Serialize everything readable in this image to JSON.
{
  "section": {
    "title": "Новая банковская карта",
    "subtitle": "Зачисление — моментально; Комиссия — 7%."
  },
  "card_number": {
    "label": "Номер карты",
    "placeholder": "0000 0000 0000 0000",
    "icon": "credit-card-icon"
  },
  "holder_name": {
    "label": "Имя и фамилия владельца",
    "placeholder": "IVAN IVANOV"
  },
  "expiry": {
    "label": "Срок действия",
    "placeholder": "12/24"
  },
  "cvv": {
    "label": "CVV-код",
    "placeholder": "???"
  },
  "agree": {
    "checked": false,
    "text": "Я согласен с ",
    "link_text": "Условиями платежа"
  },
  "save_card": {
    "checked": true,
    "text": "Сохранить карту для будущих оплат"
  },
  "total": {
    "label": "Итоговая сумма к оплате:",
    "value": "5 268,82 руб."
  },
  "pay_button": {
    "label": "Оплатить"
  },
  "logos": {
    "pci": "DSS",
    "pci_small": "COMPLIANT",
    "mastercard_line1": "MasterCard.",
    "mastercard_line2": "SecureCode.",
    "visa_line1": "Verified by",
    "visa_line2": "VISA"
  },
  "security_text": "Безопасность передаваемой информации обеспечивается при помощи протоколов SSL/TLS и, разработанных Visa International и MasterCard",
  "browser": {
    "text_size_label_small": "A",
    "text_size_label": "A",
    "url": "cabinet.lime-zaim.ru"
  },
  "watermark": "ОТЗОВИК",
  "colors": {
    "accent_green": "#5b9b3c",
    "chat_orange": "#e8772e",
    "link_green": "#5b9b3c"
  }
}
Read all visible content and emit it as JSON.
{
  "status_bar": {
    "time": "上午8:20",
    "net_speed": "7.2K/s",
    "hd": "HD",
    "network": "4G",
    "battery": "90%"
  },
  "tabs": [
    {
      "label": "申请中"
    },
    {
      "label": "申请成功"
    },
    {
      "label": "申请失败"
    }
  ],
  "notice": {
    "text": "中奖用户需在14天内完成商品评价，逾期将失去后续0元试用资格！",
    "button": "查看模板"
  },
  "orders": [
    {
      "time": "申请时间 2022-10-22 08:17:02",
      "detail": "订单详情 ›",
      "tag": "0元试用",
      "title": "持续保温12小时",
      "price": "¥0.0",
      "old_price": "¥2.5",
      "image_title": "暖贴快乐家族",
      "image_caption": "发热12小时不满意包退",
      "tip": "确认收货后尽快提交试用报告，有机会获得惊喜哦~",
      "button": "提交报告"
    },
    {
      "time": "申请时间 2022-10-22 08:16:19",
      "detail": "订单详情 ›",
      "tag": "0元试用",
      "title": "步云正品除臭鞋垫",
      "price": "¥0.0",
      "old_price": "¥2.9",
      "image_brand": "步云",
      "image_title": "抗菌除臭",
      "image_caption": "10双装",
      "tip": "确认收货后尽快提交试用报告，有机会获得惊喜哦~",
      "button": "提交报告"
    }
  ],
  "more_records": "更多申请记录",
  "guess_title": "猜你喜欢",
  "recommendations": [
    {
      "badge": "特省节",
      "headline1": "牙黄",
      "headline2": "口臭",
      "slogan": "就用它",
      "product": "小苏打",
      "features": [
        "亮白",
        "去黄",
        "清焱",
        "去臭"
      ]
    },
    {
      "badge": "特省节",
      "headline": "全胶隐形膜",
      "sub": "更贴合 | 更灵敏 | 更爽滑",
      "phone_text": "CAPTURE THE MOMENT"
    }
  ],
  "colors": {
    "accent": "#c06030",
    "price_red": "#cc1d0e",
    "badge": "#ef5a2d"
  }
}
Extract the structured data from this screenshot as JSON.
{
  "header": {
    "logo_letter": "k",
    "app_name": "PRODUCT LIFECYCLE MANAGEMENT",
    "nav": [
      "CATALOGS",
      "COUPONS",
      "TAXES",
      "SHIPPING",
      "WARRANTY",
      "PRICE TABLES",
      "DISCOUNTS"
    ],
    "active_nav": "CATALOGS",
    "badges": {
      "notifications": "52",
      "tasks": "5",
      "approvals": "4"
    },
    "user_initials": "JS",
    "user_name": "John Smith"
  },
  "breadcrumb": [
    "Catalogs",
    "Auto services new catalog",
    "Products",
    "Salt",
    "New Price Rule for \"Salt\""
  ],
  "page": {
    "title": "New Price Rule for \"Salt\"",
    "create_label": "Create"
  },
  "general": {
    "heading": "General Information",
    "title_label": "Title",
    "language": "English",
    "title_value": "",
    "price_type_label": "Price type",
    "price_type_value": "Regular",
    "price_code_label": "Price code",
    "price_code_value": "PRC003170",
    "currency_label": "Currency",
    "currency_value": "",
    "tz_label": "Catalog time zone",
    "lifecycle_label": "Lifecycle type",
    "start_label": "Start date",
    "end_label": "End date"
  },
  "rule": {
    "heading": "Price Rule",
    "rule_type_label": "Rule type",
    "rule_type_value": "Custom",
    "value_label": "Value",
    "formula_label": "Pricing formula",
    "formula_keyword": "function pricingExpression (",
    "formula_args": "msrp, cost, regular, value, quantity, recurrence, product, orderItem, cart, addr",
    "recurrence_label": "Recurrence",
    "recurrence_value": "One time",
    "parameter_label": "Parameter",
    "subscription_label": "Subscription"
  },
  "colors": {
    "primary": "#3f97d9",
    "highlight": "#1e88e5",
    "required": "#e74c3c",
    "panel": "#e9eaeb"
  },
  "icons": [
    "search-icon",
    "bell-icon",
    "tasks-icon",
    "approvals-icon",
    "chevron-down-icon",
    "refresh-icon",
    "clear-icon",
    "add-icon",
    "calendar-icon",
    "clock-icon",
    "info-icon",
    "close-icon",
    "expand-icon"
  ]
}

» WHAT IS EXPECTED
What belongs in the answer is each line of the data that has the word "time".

» SOLVED PROBLEM
    "time": "上午8:20",
      "time": "申请时间 2022-10-22 08:17:02",
      "time": "申请时间 2022-10-22 08:16:19",
    "tz_label": "Catalog time zone",
    "recurrence_value": "One time",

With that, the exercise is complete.